→ **WHAT YOU WILL DO**
Copy, from the listing, every line in which the string "glyph" is present.
Top of INFORMATION PROVIDED
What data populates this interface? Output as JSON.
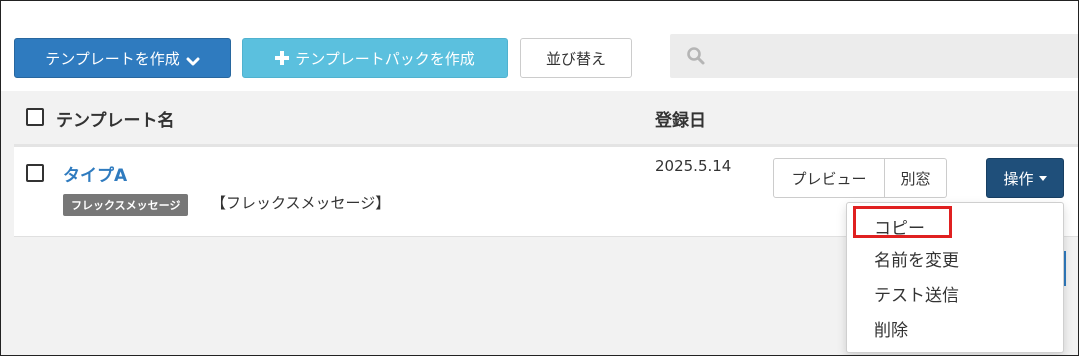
{
  "toolbar": {
    "create_label": "テンプレートを作成",
    "create_pack_label": "テンプレートパックを作成",
    "sort_label": "並び替え",
    "search_placeholder": ""
  },
  "table": {
    "headers": {
      "name": "テンプレート名",
      "date": "登録日"
    },
    "rows": [
      {
        "title": "タイプA",
        "badge": "フレックスメッセージ",
        "type_text": "【フレックスメッセージ】",
        "date": "2025.5.14",
        "preview_label": "プレビュー",
        "window_label": "別窓",
        "ops_label": "操作"
      }
    ]
  },
  "dropdown": {
    "items": [
      "コピー",
      "名前を変更",
      "テスト送信",
      "削除"
    ],
    "highlighted_index": 0
  },
  "colors": {
    "primary": "#2f7bbf",
    "info": "#5bc0de",
    "dark": "#1f4f7a",
    "highlight": "#e02020",
    "badge": "#777777"
  },
  "icons": {
    "create_chevron": "chevron-down-icon",
    "pack_plus": "plus-icon",
    "search": "search-icon",
    "ops_caret": "caret-down-icon"
  }
}
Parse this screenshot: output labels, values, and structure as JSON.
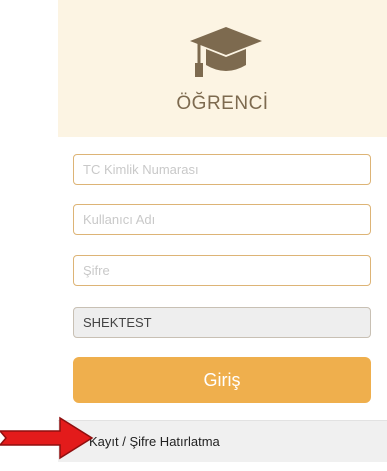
{
  "header": {
    "icon": "graduation-cap-icon",
    "title": "ÖĞRENCİ",
    "background": "#fcf4e3",
    "icon_color": "#7d6a4f"
  },
  "form": {
    "tc_placeholder": "TC Kimlik Numarası",
    "tc_value": "",
    "username_placeholder": "Kullanıcı Adı",
    "username_value": "",
    "password_placeholder": "Şifre",
    "password_value": "",
    "code_value": "SHEKTEST",
    "login_label": "Giriş",
    "accent_color": "#efaf4d",
    "border_color": "#ddb476"
  },
  "footer": {
    "link_label": "Kayıt / Şifre Hatırlatma"
  },
  "annotation": {
    "arrow_icon": "red-arrow-icon",
    "arrow_color": "#e31b1b"
  }
}
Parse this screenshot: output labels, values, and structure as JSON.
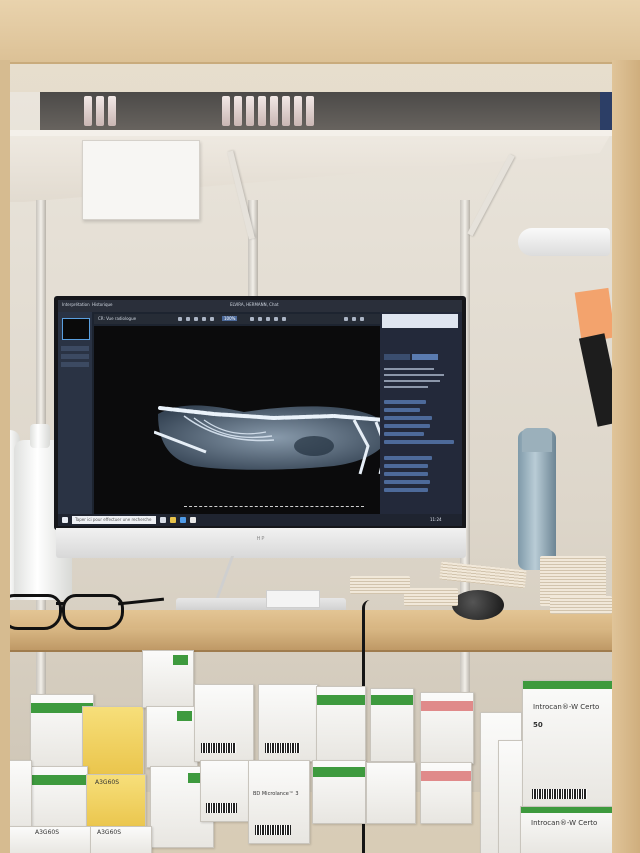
{
  "screen": {
    "app_menu": [
      "Interprétation",
      "Historique"
    ],
    "window_title": "ELVIRA, HERMANN, Chat",
    "patient_tab": "CR: Vue radiologue",
    "zoom_value": "100%",
    "taskbar_search": "Taper ici pour effectuer une recherche",
    "taskbar_clock": "11:24",
    "colors": {
      "accent": "#4d6a9a",
      "highlight": "#5aa0e0"
    }
  },
  "monitor": {
    "brand": "HP"
  },
  "boxes": {
    "introcan_label": "Introcan®-W Certo",
    "introcan_count": "50",
    "handwritten": [
      "A3G60S",
      "A3G60S",
      "A3G60S"
    ],
    "bd_label": "BD Microlance™ 3"
  },
  "icons": [
    "windows-start-icon",
    "search-icon",
    "folder-icon",
    "browser-icon",
    "zoom-icon",
    "rotate-icon",
    "measure-icon"
  ]
}
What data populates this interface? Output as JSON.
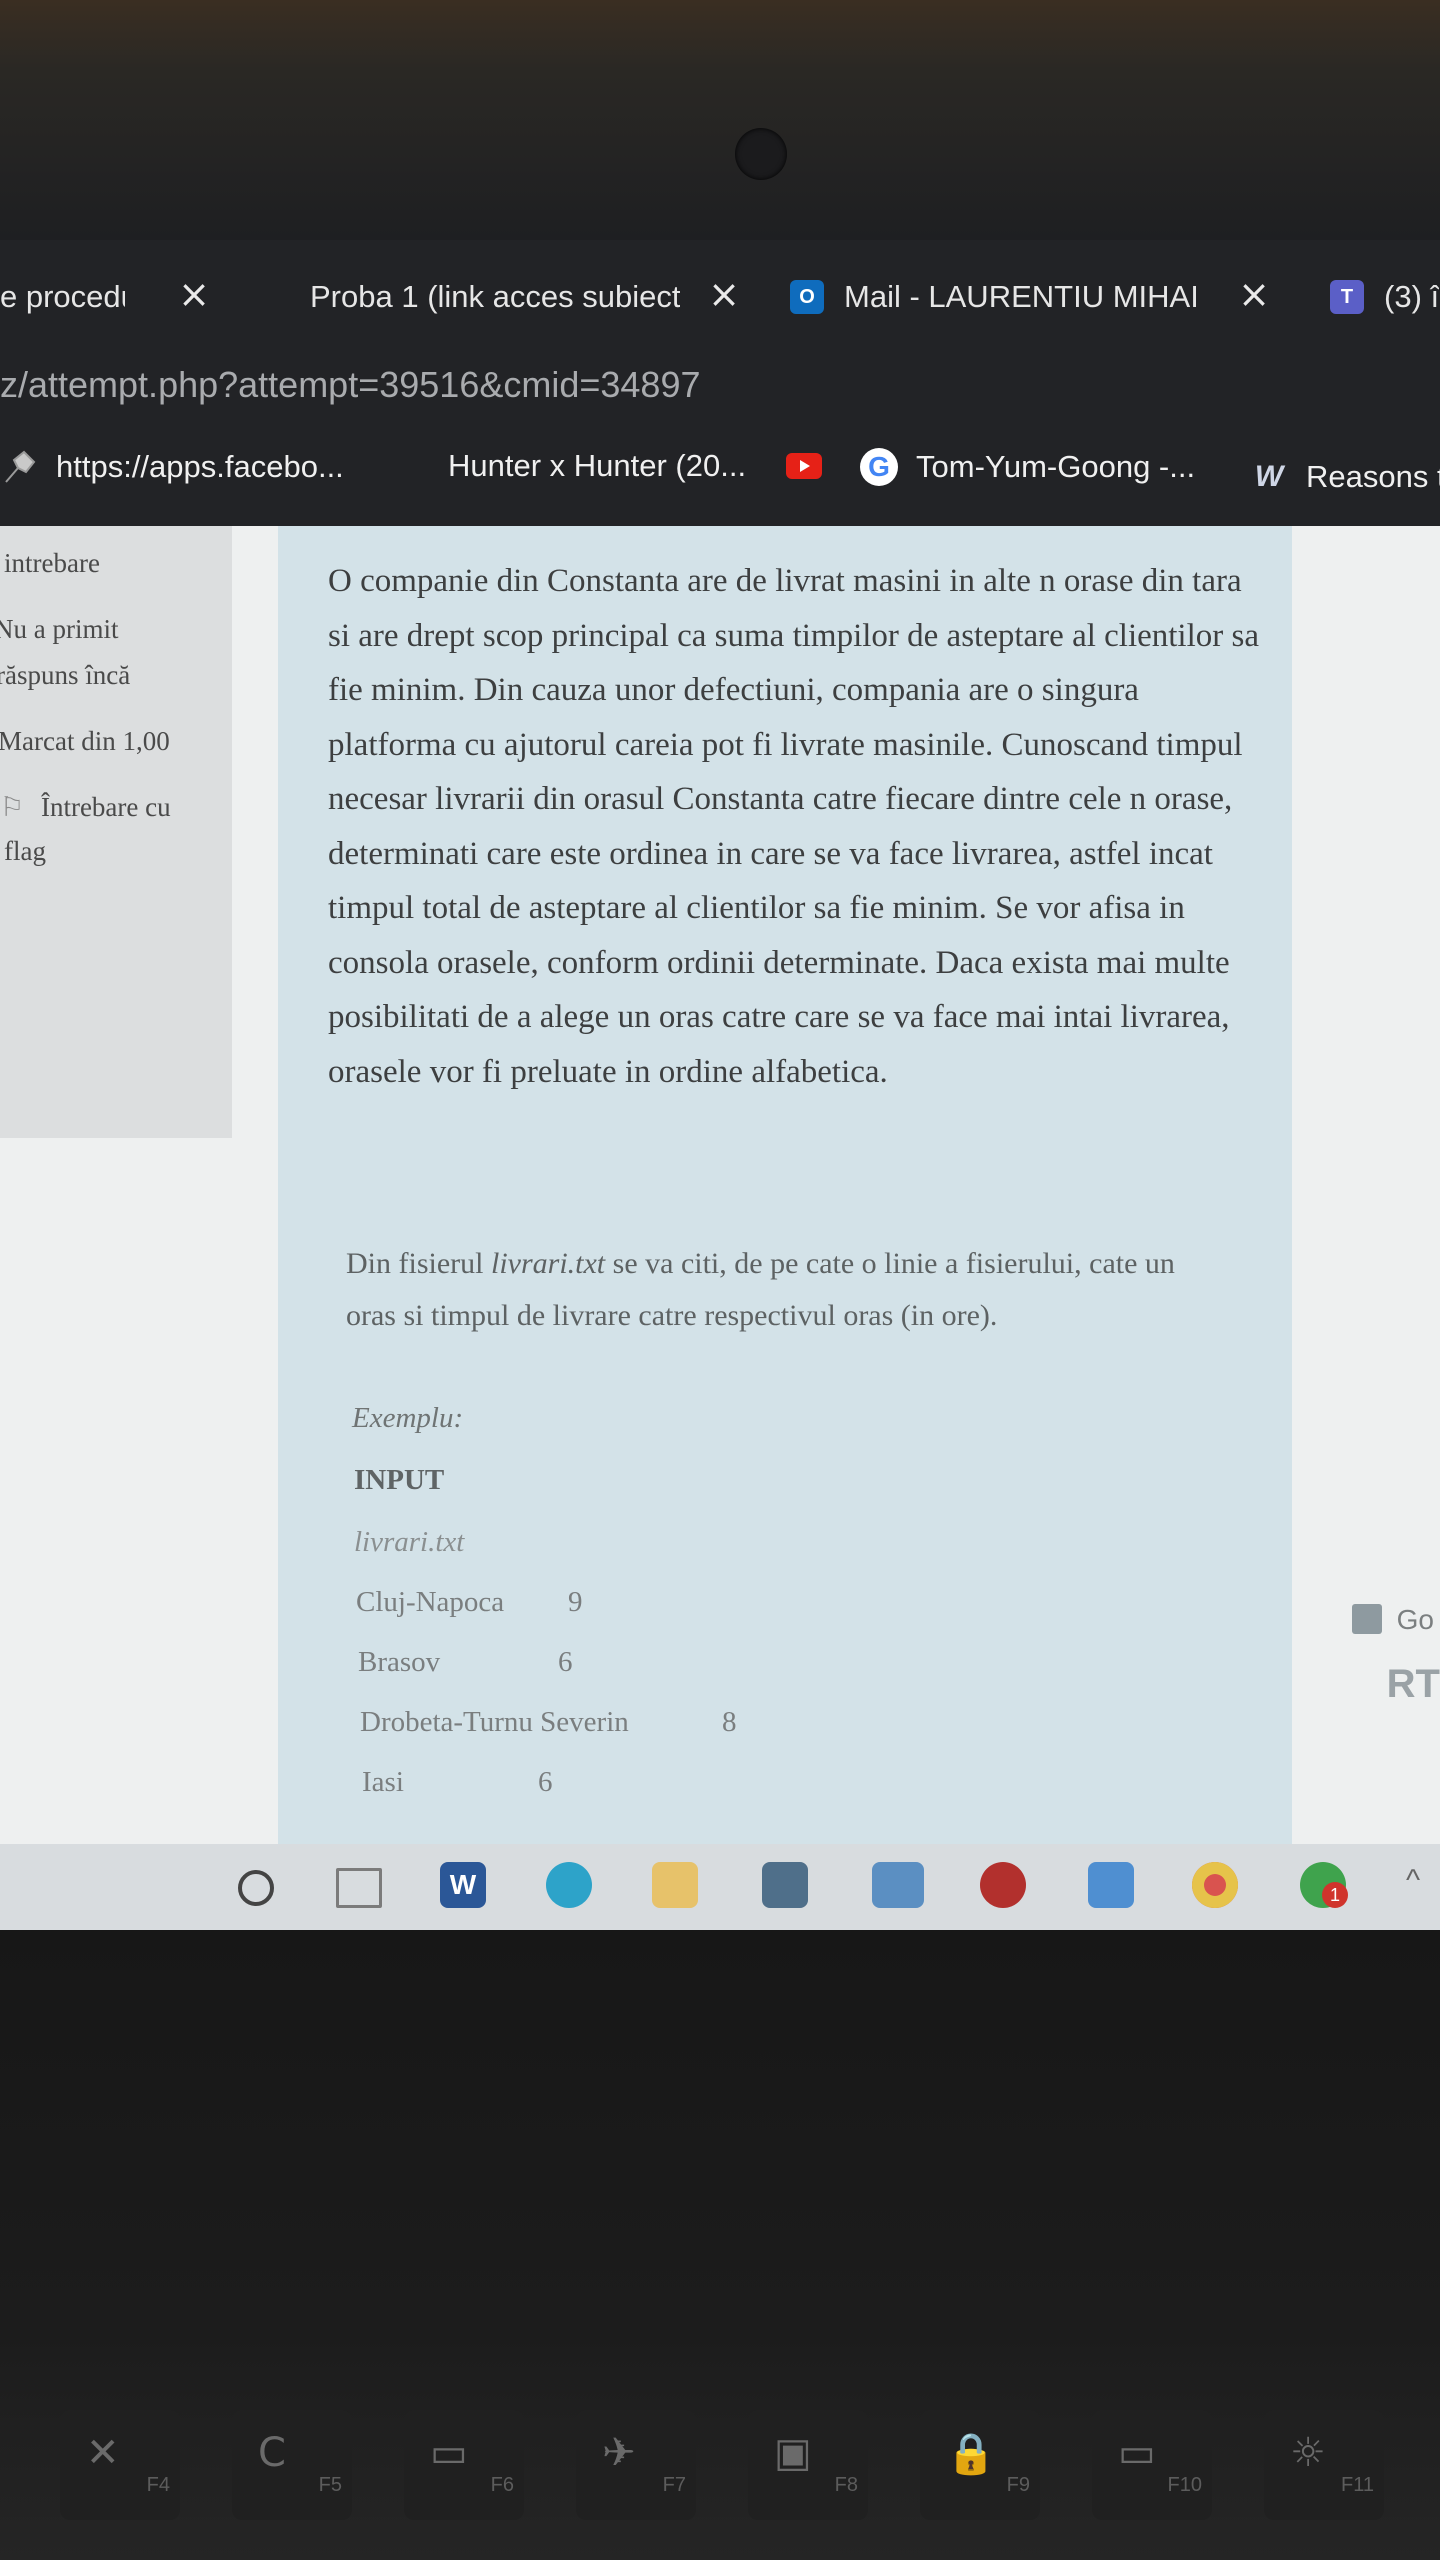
{
  "tabs": [
    {
      "title": "e procedu",
      "close": "×"
    },
    {
      "title": "Proba 1 (link acces subiect",
      "close": "×"
    },
    {
      "title": "Mail - LAURENTIU MIHAI",
      "close": "×",
      "icon": "outlook-icon",
      "icon_color": "#0f6cbd"
    },
    {
      "title": "(3) î",
      "icon": "teams-icon",
      "icon_color": "#5b5fc7"
    }
  ],
  "url": "z/attempt.php?attempt=39516&cmid=34897",
  "bookmarks": [
    {
      "label": "https://apps.facebo...",
      "icon": "pin-icon"
    },
    {
      "label": "Hunter x Hunter (20...",
      "icon": "youtube-icon",
      "icon_color": "#e62117"
    },
    {
      "label": "Tom-Yum-Goong -...",
      "icon": "google-icon"
    },
    {
      "label": "Reasons t",
      "icon": "w-icon"
    }
  ],
  "question_info": {
    "line1": "intrebare",
    "line2": "Nu a primit",
    "line3": "răspuns încă",
    "line4": "Marcat din 1,00",
    "flag_line1": "Întrebare cu",
    "flag_line2": "flag"
  },
  "question": {
    "paragraph1": "O companie din Constanta are de livrat masini in alte n orase din tara si are drept scop principal ca suma timpilor de asteptare al clientilor sa fie minim. Din cauza unor defectiuni, compania are o singura platforma cu ajutorul careia pot fi livrate masinile. Cunoscand timpul necesar livrarii din orasul Constanta catre fiecare dintre cele n orase, determinati care este ordinea in care se va face livrarea, astfel incat timpul total de asteptare al clientilor sa fie minim. Se vor afisa in consola orasele, conform ordinii determinate. Daca exista mai multe posibilitati de a alege un oras catre care se va face mai intai livrarea, orasele vor fi preluate in ordine alfabetica.",
    "paragraph2_before": "Din fisierul ",
    "paragraph2_file": "livrari.txt",
    "paragraph2_after": " se va citi, de pe cate o linie a fisierului, cate un oras si timpul de livrare catre respectivul oras (in ore).",
    "example_label": "Exemplu:",
    "input_label": "INPUT",
    "file_label": "livrari.txt",
    "rows": [
      {
        "city": "Cluj-Napoca",
        "time": "9"
      },
      {
        "city": "Brasov",
        "time": "6"
      },
      {
        "city": "Drobeta-Turnu Severin",
        "time": "8"
      },
      {
        "city": "Iasi",
        "time": "6"
      }
    ]
  },
  "right_edge": {
    "go": "Go",
    "rt": "RT"
  },
  "taskbar": {
    "icons": [
      "search-circle-icon",
      "task-view-icon",
      "word-icon",
      "edge-icon",
      "file-explorer-icon",
      "store-icon",
      "mail-icon",
      "app-red-icon",
      "zoom-icon",
      "chrome-icon",
      "app-badge-icon"
    ],
    "badge": "1",
    "chevron": "^"
  },
  "keys": [
    {
      "glyph": "✕",
      "label": "F4"
    },
    {
      "glyph": "C",
      "label": "F5"
    },
    {
      "glyph": "▭",
      "label": "F6"
    },
    {
      "glyph": "✈",
      "label": "F7"
    },
    {
      "glyph": "▣",
      "label": "F8"
    },
    {
      "glyph": "🔒",
      "label": "F9"
    },
    {
      "glyph": "▭",
      "label": "F10"
    },
    {
      "glyph": "☼",
      "label": "F11"
    }
  ]
}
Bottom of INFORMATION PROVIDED
→ **RESPONSE FOR THIS EXERCISE**
      "glyph": "✕",
      "glyph": "C",
      "glyph": "▭",
      "glyph": "✈",
      "glyph": "▣",
      "glyph": "🔒",
      "glyph": "▭",
      "glyph": "☼",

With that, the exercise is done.